Mulch borders with leaf mould, compost, well rotted manure, or even old gro-bags, at least two inches thick.

Plant lily bulbs in pots and in borders during mild spells.

Cut off old leaves of hellebores that produce flowers from ground level so you can see them. Watch out for hellebore leaf spot.

Start cutting back grasses that have been left for winter structure – the winds will have battered them by now.

During dry, mild spells, you can still lift and divide herbaceous perennials.

Inspect stored tubers of dahlias and cannas. Too damp and they will rot, too dry and they will die.

Some pots outside under eaves or balconies may need watering. Keep them moist (not too wet), and don’t let them dry out.
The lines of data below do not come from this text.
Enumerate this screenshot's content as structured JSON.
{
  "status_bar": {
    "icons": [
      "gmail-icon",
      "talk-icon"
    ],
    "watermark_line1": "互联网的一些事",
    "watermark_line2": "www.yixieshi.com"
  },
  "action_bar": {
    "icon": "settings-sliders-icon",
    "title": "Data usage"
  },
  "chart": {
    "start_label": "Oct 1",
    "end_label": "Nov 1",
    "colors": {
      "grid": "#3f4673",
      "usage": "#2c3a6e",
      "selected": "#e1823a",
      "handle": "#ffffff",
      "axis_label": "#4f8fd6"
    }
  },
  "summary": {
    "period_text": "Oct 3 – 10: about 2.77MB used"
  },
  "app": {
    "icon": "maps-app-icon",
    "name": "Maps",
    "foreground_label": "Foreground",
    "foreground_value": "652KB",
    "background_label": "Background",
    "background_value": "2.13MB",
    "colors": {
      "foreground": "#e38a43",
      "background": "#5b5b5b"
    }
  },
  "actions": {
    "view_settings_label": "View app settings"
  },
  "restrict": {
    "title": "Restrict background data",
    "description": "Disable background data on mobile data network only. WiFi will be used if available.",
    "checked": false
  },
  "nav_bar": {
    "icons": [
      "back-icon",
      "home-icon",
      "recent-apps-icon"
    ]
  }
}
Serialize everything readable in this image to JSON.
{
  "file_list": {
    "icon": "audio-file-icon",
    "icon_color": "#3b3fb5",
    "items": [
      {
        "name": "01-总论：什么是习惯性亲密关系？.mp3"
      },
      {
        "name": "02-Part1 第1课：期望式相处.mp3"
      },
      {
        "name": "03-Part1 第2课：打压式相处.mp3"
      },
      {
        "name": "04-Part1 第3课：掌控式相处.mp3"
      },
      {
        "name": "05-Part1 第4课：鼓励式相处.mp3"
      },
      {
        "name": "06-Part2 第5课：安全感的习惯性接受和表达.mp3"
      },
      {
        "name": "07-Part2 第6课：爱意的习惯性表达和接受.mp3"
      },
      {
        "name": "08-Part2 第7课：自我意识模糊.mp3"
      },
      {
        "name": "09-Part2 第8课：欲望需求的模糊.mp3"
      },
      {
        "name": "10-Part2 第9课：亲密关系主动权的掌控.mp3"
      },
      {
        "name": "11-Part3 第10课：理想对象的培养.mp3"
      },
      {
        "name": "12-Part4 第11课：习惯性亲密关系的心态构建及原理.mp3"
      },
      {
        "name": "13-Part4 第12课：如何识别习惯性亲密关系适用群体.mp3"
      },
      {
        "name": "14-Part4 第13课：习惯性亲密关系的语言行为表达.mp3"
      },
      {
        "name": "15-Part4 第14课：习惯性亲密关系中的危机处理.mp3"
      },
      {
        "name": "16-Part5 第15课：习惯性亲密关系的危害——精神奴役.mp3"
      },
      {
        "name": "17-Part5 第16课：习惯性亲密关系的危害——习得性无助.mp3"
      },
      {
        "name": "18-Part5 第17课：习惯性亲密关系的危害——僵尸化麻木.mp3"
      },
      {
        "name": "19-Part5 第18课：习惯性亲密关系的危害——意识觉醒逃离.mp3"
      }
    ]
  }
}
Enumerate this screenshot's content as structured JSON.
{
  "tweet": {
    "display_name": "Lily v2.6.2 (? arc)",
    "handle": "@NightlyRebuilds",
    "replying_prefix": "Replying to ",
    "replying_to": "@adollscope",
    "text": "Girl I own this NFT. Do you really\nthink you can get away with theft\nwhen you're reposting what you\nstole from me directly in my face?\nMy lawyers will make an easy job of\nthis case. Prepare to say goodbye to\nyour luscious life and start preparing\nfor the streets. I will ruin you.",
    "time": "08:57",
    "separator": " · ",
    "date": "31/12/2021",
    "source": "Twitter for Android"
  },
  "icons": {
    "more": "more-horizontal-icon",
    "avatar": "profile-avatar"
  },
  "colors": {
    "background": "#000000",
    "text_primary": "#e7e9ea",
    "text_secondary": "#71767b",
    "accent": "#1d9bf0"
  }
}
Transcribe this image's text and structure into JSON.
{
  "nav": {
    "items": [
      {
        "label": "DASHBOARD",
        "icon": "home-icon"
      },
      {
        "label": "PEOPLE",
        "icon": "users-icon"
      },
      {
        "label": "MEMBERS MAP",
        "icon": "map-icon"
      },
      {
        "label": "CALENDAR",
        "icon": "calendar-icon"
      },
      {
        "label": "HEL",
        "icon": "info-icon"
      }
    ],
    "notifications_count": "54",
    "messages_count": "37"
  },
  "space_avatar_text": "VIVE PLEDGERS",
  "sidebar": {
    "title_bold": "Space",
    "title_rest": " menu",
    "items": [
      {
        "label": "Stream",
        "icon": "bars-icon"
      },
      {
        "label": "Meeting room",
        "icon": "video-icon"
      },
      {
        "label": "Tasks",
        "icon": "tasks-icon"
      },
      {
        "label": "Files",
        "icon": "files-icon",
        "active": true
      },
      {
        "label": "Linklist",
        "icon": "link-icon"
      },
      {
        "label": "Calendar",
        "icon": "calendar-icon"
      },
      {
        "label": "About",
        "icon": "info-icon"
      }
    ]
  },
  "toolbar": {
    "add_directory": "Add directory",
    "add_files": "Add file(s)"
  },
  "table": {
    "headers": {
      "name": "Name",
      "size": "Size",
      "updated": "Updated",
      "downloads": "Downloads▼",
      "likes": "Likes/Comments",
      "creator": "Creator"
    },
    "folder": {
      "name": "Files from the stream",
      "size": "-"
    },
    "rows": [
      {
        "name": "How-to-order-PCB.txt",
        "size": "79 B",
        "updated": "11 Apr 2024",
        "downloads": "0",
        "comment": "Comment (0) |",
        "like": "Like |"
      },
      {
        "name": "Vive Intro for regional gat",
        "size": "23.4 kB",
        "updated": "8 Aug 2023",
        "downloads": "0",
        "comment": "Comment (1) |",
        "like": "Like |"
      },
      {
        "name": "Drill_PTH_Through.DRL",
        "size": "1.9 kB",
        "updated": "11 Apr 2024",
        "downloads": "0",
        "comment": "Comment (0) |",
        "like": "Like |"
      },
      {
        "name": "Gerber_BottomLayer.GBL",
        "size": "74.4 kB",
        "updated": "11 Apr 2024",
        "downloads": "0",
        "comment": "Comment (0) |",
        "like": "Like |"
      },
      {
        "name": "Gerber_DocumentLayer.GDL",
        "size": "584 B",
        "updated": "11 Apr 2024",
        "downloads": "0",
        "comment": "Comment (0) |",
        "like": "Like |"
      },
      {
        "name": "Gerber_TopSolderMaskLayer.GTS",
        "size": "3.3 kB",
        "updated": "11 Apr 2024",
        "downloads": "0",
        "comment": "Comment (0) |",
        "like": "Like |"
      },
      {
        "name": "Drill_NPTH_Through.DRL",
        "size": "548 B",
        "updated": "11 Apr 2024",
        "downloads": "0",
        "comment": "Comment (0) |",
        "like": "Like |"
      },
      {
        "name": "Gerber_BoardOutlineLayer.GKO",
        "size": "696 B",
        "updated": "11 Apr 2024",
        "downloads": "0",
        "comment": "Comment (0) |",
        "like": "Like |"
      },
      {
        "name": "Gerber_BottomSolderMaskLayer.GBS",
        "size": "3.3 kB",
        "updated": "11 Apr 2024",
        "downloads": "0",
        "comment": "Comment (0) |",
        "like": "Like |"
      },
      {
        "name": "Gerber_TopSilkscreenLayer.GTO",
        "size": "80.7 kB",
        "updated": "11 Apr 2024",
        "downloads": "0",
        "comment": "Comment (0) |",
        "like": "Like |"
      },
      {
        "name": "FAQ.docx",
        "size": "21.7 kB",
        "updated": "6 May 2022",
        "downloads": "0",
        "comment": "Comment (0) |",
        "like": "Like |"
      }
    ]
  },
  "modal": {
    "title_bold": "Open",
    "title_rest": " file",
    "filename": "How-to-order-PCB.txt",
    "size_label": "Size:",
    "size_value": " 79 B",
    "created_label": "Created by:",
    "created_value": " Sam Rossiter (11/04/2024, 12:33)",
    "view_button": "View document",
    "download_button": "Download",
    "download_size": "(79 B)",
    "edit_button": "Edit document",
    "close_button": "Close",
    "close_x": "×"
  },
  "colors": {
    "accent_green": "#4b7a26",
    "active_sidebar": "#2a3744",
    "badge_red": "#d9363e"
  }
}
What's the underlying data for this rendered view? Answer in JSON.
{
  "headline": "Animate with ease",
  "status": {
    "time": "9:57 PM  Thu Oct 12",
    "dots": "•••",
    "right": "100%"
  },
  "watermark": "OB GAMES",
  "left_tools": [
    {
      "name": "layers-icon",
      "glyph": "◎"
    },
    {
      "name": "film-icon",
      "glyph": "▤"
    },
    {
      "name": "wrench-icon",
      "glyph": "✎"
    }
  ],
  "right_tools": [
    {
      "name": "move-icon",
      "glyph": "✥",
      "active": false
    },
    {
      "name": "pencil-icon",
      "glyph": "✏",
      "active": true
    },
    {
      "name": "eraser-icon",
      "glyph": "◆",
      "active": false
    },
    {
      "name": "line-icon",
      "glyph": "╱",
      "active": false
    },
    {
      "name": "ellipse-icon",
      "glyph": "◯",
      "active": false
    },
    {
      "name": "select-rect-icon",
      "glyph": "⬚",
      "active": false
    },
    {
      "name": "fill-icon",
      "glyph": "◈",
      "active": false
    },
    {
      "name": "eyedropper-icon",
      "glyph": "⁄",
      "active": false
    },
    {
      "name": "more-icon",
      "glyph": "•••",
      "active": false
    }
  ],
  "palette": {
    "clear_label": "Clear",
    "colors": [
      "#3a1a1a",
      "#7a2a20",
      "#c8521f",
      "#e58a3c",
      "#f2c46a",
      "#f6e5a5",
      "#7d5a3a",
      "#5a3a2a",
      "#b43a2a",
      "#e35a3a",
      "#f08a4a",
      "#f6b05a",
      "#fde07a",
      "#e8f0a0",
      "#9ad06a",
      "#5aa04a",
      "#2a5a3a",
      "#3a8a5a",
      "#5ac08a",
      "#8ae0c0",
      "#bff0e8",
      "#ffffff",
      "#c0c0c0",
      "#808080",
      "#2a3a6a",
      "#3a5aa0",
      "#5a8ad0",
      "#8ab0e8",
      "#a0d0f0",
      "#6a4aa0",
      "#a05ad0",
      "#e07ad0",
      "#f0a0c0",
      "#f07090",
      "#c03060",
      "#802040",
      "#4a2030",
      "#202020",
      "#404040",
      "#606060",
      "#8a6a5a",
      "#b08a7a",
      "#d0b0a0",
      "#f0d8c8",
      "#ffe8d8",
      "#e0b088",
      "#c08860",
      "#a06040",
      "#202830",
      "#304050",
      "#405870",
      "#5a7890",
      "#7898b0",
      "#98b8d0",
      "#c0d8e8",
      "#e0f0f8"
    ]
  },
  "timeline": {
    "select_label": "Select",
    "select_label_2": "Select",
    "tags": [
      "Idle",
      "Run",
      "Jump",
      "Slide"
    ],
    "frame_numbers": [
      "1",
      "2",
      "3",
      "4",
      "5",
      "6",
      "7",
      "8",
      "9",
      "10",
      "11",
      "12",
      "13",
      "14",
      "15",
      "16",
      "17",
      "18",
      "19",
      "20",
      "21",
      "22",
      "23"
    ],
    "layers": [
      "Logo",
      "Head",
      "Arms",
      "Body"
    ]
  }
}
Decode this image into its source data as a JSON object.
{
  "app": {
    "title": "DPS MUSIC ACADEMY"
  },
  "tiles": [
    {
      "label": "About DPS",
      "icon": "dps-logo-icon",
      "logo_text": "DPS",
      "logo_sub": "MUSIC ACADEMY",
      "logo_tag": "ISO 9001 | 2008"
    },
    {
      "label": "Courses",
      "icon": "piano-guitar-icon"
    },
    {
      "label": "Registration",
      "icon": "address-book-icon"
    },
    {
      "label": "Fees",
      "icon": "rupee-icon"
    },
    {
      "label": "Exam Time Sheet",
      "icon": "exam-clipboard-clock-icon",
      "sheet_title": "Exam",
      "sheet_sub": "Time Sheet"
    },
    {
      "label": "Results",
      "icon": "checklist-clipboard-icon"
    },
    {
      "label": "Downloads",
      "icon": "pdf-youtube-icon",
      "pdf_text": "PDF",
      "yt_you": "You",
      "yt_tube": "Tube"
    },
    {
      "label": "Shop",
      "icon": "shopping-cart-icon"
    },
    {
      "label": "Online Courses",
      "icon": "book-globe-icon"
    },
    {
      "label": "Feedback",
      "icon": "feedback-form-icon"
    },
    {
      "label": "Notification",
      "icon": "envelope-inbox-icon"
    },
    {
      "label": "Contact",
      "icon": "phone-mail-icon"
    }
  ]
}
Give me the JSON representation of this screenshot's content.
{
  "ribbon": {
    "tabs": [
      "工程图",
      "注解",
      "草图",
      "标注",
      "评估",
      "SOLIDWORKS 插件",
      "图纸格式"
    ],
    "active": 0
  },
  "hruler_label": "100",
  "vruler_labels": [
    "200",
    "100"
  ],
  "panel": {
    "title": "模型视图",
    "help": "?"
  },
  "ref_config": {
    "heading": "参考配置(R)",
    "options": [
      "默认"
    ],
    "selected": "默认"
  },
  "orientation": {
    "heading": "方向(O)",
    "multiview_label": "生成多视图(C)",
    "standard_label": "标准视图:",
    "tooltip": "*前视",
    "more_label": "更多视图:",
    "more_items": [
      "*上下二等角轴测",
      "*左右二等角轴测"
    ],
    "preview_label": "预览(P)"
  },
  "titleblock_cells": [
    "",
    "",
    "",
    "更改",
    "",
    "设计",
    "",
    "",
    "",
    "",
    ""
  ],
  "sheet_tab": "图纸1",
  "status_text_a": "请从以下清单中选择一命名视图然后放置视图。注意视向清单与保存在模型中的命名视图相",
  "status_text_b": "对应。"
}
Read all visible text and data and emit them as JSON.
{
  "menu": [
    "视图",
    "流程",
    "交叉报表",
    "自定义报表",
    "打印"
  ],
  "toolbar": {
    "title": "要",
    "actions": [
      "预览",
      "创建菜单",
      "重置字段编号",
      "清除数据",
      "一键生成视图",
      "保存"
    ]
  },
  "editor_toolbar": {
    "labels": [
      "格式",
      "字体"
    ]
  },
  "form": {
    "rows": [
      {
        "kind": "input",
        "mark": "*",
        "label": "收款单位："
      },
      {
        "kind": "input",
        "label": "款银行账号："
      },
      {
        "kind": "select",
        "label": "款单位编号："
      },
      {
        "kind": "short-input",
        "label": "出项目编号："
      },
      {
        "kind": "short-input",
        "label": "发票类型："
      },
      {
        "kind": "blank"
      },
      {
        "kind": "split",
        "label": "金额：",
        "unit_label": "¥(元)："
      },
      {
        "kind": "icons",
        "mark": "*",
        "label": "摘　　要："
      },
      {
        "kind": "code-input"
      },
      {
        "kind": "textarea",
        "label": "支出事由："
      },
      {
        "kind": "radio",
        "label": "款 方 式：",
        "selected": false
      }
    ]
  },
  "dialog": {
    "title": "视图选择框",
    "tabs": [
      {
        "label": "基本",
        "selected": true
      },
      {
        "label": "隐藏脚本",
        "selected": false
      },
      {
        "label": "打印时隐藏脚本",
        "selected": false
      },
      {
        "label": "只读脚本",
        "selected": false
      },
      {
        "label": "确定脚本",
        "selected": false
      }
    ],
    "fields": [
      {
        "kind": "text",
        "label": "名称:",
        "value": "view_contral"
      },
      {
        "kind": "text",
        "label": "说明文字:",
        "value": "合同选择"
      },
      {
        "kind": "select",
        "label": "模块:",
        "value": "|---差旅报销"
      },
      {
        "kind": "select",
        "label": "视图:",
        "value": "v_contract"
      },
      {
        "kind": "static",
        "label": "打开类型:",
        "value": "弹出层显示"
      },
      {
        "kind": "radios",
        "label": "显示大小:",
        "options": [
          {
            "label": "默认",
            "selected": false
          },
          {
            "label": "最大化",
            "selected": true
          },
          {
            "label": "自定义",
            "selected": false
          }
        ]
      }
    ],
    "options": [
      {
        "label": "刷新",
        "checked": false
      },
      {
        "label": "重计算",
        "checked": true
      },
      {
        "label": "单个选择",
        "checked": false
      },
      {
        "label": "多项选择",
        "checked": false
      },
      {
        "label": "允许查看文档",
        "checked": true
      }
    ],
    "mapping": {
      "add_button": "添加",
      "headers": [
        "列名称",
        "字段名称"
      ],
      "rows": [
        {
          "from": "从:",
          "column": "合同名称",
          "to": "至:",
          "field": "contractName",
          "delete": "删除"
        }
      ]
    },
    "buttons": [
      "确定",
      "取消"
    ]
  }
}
Plant bare root deciduous hedging, trees and roses, staking before planting, so you don’t damage the root ball. Move deciduous trees and shrubs, if the ground is not frozen or waterlogged.

Indoor forced bulbs for Christmas displays, which have finished flowering, can be left outside in a sheltered spot, to die down.

In a cold snap, place floats on the surface of ponds to keep them from freezing over – this can be fatal for fish and pond life. To make a hole in frozen ponds, hold a saucepan of hot water on the surface until melted through. Do NOT crack the ice.